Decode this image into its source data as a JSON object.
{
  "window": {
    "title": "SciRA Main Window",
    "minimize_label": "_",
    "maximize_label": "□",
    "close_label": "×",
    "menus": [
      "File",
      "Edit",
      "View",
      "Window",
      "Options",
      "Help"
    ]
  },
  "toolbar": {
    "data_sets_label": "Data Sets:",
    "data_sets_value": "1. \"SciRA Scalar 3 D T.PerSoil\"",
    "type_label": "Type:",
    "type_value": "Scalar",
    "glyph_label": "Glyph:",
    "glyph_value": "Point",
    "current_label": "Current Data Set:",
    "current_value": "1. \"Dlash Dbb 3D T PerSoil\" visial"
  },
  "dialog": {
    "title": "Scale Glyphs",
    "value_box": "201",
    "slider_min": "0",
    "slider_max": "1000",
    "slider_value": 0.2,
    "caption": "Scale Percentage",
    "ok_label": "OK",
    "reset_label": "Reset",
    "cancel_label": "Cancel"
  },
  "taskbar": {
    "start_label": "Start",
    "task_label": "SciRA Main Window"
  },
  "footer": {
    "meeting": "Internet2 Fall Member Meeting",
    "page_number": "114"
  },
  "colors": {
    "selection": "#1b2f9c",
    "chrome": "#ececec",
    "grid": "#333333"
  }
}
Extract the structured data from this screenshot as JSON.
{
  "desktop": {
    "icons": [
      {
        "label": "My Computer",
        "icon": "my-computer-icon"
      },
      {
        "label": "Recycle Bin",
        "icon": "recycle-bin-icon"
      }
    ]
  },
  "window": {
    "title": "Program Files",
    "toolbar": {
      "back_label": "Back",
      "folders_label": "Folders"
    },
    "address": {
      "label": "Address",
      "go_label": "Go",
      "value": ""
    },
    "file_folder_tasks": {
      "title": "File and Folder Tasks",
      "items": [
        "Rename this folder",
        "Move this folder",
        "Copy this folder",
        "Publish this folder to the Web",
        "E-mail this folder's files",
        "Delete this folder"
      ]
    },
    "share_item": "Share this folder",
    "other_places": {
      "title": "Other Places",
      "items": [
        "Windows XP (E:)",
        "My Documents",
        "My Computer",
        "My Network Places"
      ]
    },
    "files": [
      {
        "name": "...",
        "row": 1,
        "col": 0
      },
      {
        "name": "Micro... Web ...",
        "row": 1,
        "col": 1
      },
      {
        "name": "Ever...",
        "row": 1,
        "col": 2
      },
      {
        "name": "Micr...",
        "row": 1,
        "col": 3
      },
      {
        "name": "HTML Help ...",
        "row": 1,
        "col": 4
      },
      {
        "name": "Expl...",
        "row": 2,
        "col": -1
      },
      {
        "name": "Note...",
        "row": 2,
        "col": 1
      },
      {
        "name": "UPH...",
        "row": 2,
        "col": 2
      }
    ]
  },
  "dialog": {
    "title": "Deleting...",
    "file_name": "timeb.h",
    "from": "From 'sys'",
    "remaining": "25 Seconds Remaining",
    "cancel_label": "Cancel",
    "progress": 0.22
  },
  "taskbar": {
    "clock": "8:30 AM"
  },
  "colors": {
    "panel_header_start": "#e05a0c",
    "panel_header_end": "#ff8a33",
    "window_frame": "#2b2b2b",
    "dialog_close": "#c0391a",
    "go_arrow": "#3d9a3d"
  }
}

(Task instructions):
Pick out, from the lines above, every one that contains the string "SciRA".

(Result of the task):
    "title": "SciRA Main Window",
    "data_sets_value": "1. \"SciRA Scalar 3 D T.PerSoil\"",
    "task_label": "SciRA Main Window"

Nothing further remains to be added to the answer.